The Jan. 21 closing of Jumpers Cinema will mark more than the loss of one theater in an unremarkable strip mall. Jumpers Cinema is one of the last discount theaters in the Baltimore region, and when it shuts its doors, a piece of Americana will disappear with it.
Second-run discount theaters, beloved by budget-conscious families and teen-agers, are being squeezed nationwide by the new Hollywood practice of releasing movies with a bang in first-run theaters, then ushering them only weeks later to video and pay-per-view channels. Some movie rentals recently have even overlapped showings at discount theaters.
At new megaplexes in White Marsh, Columbia and Linthicum, owners are finding that to bring in a crowd they don't have to entice people with cheap $1 movies -- they can enthrall them with technology and charge eight times as much.
Hollywood has come full circle: from grand theaters with gigantic screens at the turn of the century, to neighborhood corners, to chain suburban strip malls, to discount theaters, and back again to high-tech megaplexes.

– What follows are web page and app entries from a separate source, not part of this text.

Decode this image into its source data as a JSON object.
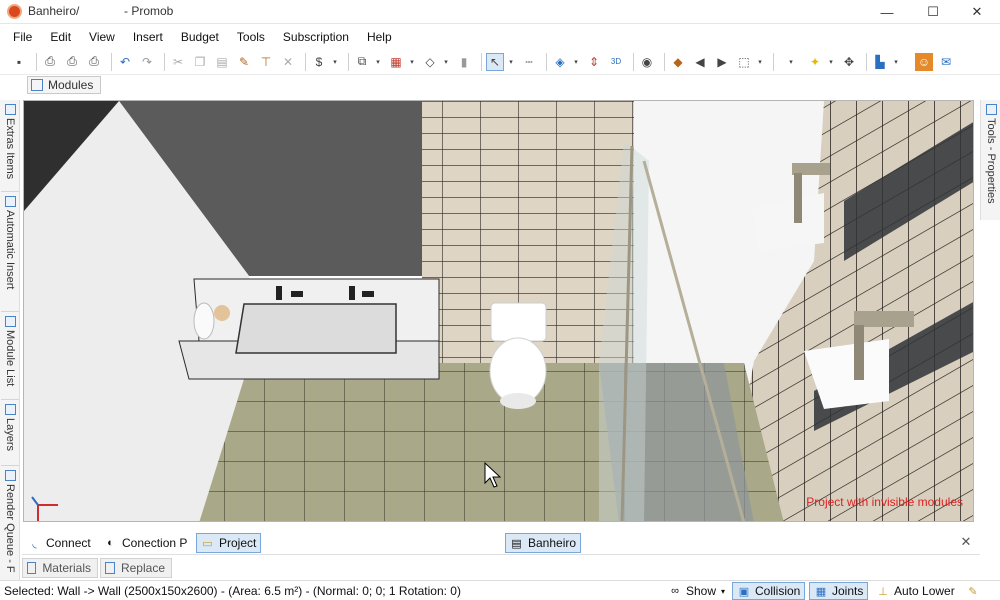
{
  "window": {
    "title": "Banheiro/",
    "app_name": "- Promob",
    "minimize": "—",
    "maximize": "☐",
    "close": "✕"
  },
  "menu": [
    "File",
    "Edit",
    "View",
    "Insert",
    "Budget",
    "Tools",
    "Subscription",
    "Help"
  ],
  "toolbar_icons": [
    "save-icon",
    "print-icon",
    "print-preview-icon",
    "printer-icon",
    "undo-icon",
    "redo-icon",
    "cut-icon",
    "copy-icon",
    "paste-icon",
    "paint-icon",
    "format-icon",
    "delete-icon",
    "budget-icon",
    "group-icon",
    "align-icon",
    "shape-icon",
    "wall-icon",
    "select-icon",
    "measure-icon",
    "layers-icon",
    "dimension-icon",
    "3d-icon",
    "view-icon",
    "render-icon",
    "prev-icon",
    "next-icon",
    "camera-icon",
    "light-icon",
    "move-icon",
    "color-icon",
    "user-icon",
    "chat-icon"
  ],
  "modules_tab": "Modules",
  "left_tabs": [
    "Extras Items",
    "Automatic Insert",
    "Module List",
    "Layers",
    "Render Queue - F"
  ],
  "right_tabs": [
    "Tools - Properties"
  ],
  "viewport": {
    "message": "Project with invisible modules",
    "message_color": "#e02020"
  },
  "bottom_tabs": {
    "connect": "Connect",
    "conection_p": "Conection P",
    "project": "Project",
    "document": "Banheiro"
  },
  "lower_tabs": [
    "Materials",
    "Replace"
  ],
  "status": {
    "text": "Selected: Wall -> Wall (2500x150x2600) - (Area: 6.5 m²) - (Normal: 0; 0; 1 Rotation: 0)",
    "show": "Show",
    "collision": "Collision",
    "joints": "Joints",
    "auto_lower": "Auto Lower"
  },
  "colors": {
    "accent": "#4a84c7",
    "selected_bg": "#dbe9f7",
    "logo": "#d9481f"
  }
}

"What's happening, in general, is that so much of movie marketing is front-loaded to the first couple of weeks. Everything is geared toward the opening in the big theaters," said Marc Pascucci, vice president of marketing for Loews Cineplex Entertainment. One of the nation's largest movie chains, it is closing its last 10 discount theaters across the country -- including the one in Pasadena -- as their building leases run out.

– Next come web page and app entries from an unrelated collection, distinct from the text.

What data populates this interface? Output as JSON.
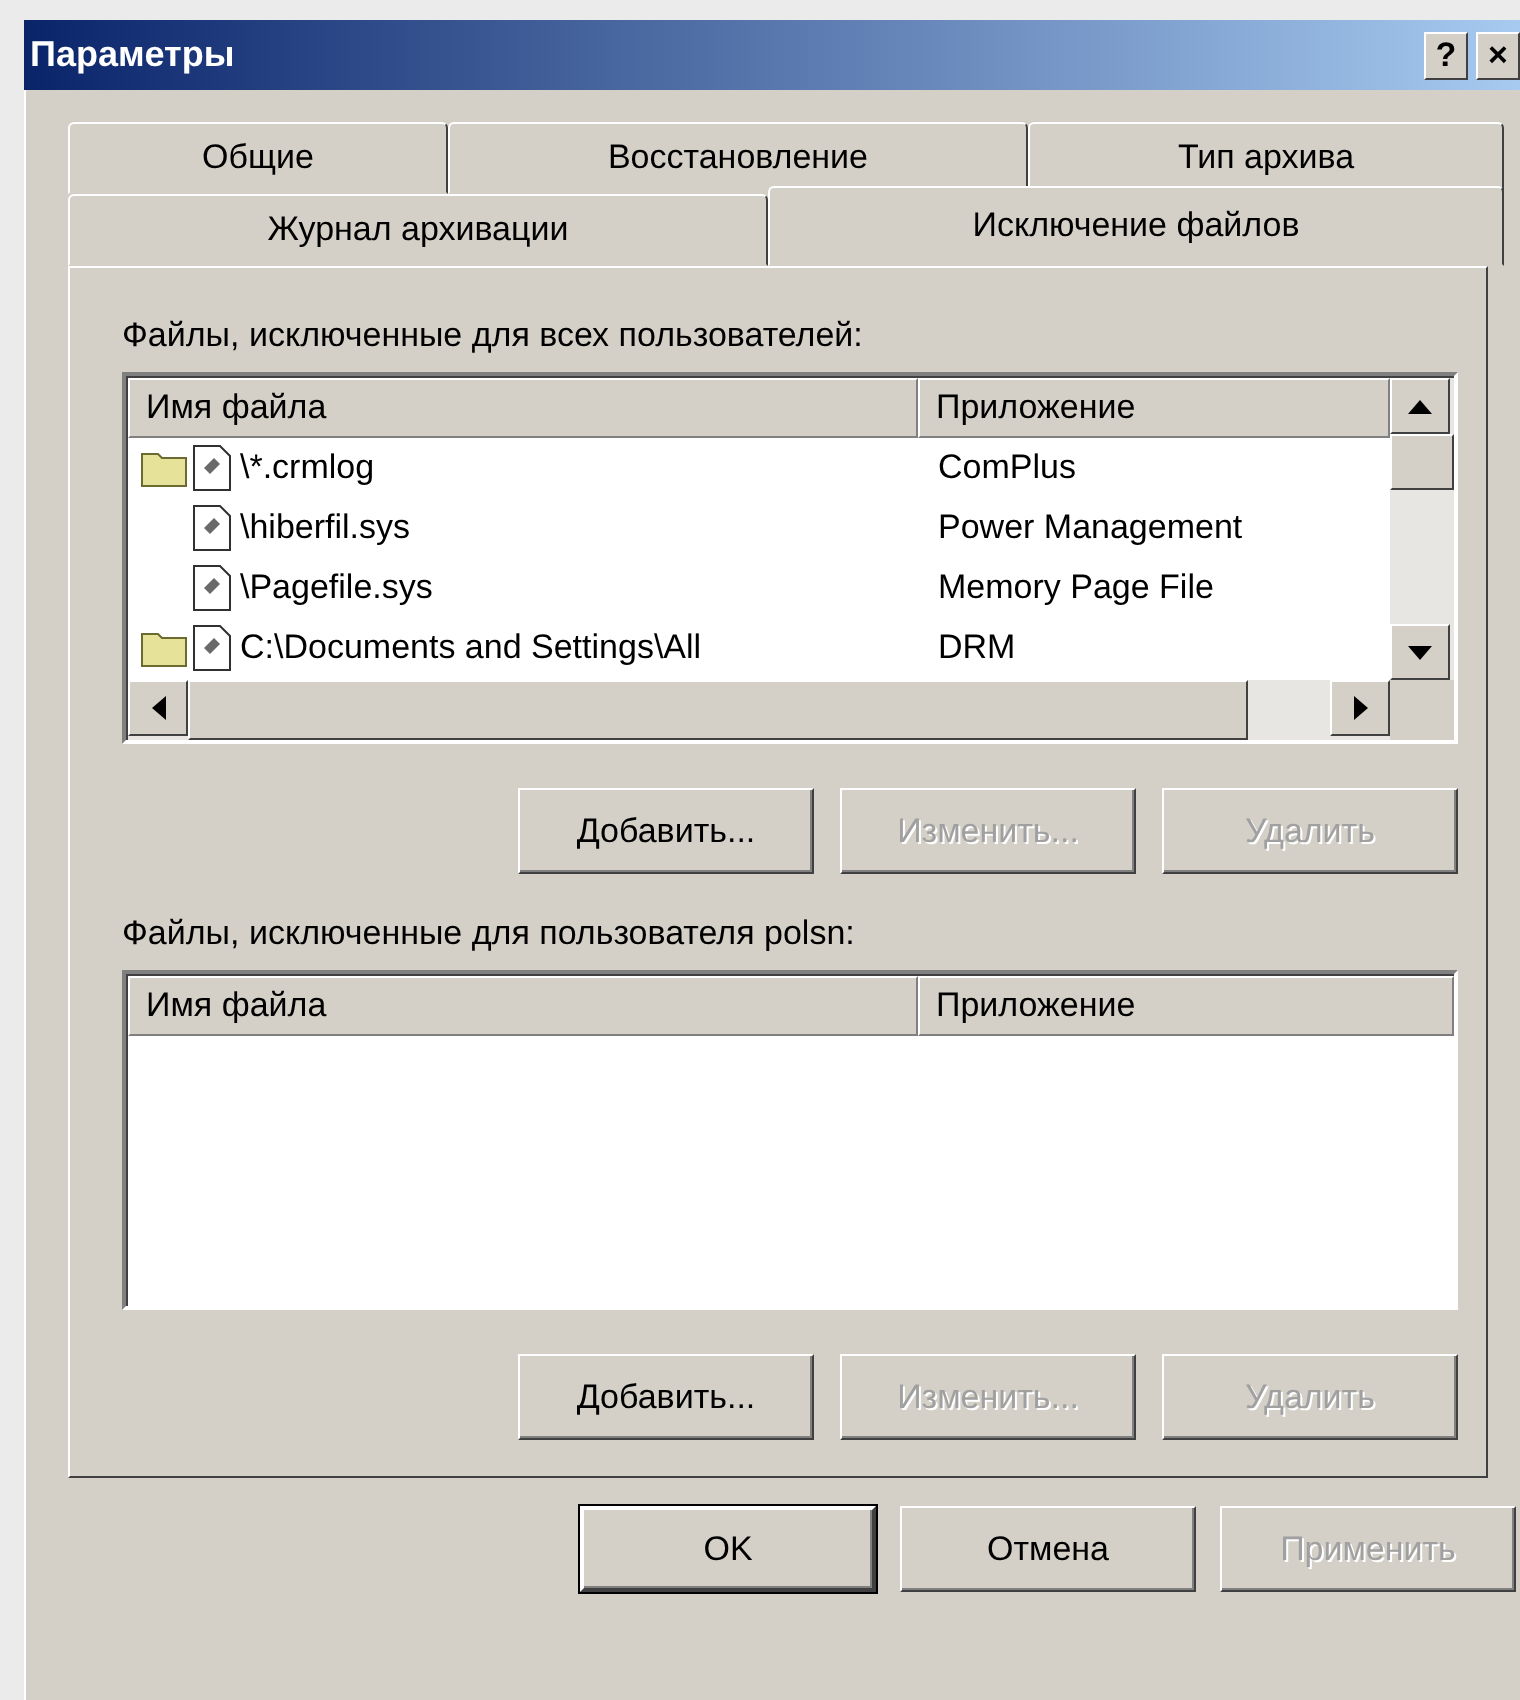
{
  "window": {
    "title": "Параметры",
    "help": "?",
    "close": "×"
  },
  "tabs": [
    [
      {
        "label": "Общие",
        "selected": false
      },
      {
        "label": "Восстановление",
        "selected": false
      },
      {
        "label": "Тип архива",
        "selected": false
      }
    ],
    [
      {
        "label": "Журнал архивации",
        "selected": false
      },
      {
        "label": "Исключение файлов",
        "selected": true
      }
    ]
  ],
  "all_users": {
    "label": "Файлы, исключенные для всех пользователей:",
    "columns": [
      "Имя файла",
      "Приложение"
    ],
    "rows": [
      {
        "kind": "folder",
        "file": "\\*.crmlog",
        "application": "ComPlus"
      },
      {
        "kind": "file",
        "file": "\\hiberfil.sys",
        "application": "Power Management"
      },
      {
        "kind": "file",
        "file": "\\Pagefile.sys",
        "application": "Memory Page File"
      },
      {
        "kind": "folder",
        "file": "C:\\Documents and Settings\\All",
        "application": "DRM"
      }
    ],
    "buttons": [
      {
        "label": "Добавить...",
        "disabled": false
      },
      {
        "label": "Изменить...",
        "disabled": true
      },
      {
        "label": "Удалить",
        "disabled": true
      }
    ]
  },
  "user": {
    "label": "Файлы, исключенные для пользователя polsn:",
    "columns": [
      "Имя файла",
      "Приложение"
    ],
    "buttons": [
      {
        "label": "Добавить...",
        "disabled": false
      },
      {
        "label": "Изменить...",
        "disabled": true
      },
      {
        "label": "Удалить",
        "disabled": true
      }
    ]
  },
  "dialog_buttons": [
    {
      "label": "OK",
      "disabled": false,
      "default": true
    },
    {
      "label": "Отмена",
      "disabled": false,
      "default": false
    },
    {
      "label": "Применить",
      "disabled": true,
      "default": false
    }
  ]
}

"In order to operate in a discount situation, you have to charge two or three dollars," he said. "Well, videos cost two or three dollars."
To distance itself from those videos and TV channels, the high-end theater industry has had to come up with a new product -- bigger screens, colored lighting, flashy billboards and loud, digital, fully equipped surround sound.
Discount theaters can't afford such luxuries, and with the economy strong, even cheap seats aren't bringing them in like they used to.
Some discount theater owners complain that with Hollywood advertising only for the opening, people forget what the movies are by the time they reach the discount cinemas.
"People used to not be able to tell the difference between regular theaters and discount theaters," said Steve Holmes, chief executive officer of Silver Cinemas Inc., one of the nation's largest discount theater chains. "But now they have these stadium theaters with incredible sound, and people are going for it. It's the reinventing of movie theaters nationwide."
For some people, though, the usuals, who drive up on weeknights to visit Jumpers Cinema, park 10 feet from the door andbring homemade popcorn, the 1970s decor and seats that lost their cushioning long ago are what real movie watching is all about.
"At the newer theaters, the colors are brighter," said Gene Slocum, one of the five patrons, as he sought out the perfect seat from among 200 to watch "The Siege," which is about to be released on video.
"Here the billboards on the walls look like the ones in your bedroom, but the people that come here, they're the regular people. People that get tired of cable or videos, and of the huge crowds at the big theaters. And at $1.75 a movie, this is the best deal in town."
Jumpers Cinema opened in 1973, when residents began leaving drive-ins in favor of suburban theaters that turned into teen-agers' hangouts. But by the mid-1980s, as the orange walls began to fade and patrons began heading to newer theaters with neon lighting inside malls, Jumpers, like dozens of other theaters, turned discount. The Northpoint Plaza 4 in Dundalk, which followed suit, closed last summer.
By the early 1990s, even with the heavy ticket discount, the crowds had disappeared. Two theaters in Bel Air and one in Reisterstown Road Plaza are the area's only remaining discount theaters.
Charles Hill, manager of Premier Cinemas in the Reisterstown Road Plaza, said they're following the same pattern as other theaters, just a little behind schedule. Six months ago they became a discount theater, but they are hoping that with all the competition dropping out they can make it work.
"Once they built the megaplex at White Marsh, that theater set the tone for theaters all over Baltimore," Hill said. "Theaters that charge $7 or more have to have digital sound, stadium seating, like a premier. When we charged $6.25, people said, 'I can pay 75 cents more and get all that.' "
News of the closing made some patrons on a recent night at Jumpers Mall nostalgic for the years they spent there on dates or laughing with their children. For all the flash of the new theaters, they said, the one thing the discount theaters always offered was the promise that all could afford a show.
"I would like to see someone take a drive-in theater and make it a historical landmark," Steve Schottroff said on his way into the theater. "And maybe we should save a few of these theaters, too, just so others can see how the regular people lived."
Pub Date: 1/07/99